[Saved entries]
-- -- --

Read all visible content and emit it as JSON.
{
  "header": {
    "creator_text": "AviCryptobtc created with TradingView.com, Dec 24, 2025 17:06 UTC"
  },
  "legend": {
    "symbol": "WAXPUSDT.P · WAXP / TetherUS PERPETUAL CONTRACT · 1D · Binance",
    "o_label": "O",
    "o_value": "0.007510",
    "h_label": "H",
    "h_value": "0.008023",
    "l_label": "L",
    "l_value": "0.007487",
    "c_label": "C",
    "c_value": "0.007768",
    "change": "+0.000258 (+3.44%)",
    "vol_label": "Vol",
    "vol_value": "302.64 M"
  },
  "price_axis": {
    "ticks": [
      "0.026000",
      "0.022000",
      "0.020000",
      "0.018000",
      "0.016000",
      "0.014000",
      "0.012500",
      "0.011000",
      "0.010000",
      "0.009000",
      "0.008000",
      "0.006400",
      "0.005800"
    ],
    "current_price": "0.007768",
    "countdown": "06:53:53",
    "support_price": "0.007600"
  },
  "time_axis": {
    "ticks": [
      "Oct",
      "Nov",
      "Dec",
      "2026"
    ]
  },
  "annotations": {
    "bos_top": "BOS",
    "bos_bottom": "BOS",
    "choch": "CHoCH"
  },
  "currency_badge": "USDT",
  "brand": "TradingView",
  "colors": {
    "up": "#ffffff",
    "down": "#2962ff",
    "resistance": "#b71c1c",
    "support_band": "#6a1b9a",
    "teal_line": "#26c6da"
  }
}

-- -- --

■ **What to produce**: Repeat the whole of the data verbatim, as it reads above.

■ **Written solution**:
Read all visible content and emit it as JSON.
{
  "header": {
    "creator_text": "AviCryptobtc created with TradingView.com, Dec 24, 2025 17:06 UTC"
  },
  "legend": {
    "symbol": "WAXPUSDT.P · WAXP / TetherUS PERPETUAL CONTRACT · 1D · Binance",
    "o_label": "O",
    "o_value": "0.007510",
    "h_label": "H",
    "h_value": "0.008023",
    "l_label": "L",
    "l_value": "0.007487",
    "c_label": "C",
    "c_value": "0.007768",
    "change": "+0.000258 (+3.44%)",
    "vol_label": "Vol",
    "vol_value": "302.64 M"
  },
  "price_axis": {
    "ticks": [
      "0.026000",
      "0.022000",
      "0.020000",
      "0.018000",
      "0.016000",
      "0.014000",
      "0.012500",
      "0.011000",
      "0.010000",
      "0.009000",
      "0.008000",
      "0.006400",
      "0.005800"
    ],
    "current_price": "0.007768",
    "countdown": "06:53:53",
    "support_price": "0.007600"
  },
  "time_axis": {
    "ticks": [
      "Oct",
      "Nov",
      "Dec",
      "2026"
    ]
  },
  "annotations": {
    "bos_top": "BOS",
    "bos_bottom": "BOS",
    "choch": "CHoCH"
  },
  "currency_badge": "USDT",
  "brand": "TradingView",
  "colors": {
    "up": "#ffffff",
    "down": "#2962ff",
    "resistance": "#b71c1c",
    "support_band": "#6a1b9a",
    "teal_line": "#26c6da"
  }
}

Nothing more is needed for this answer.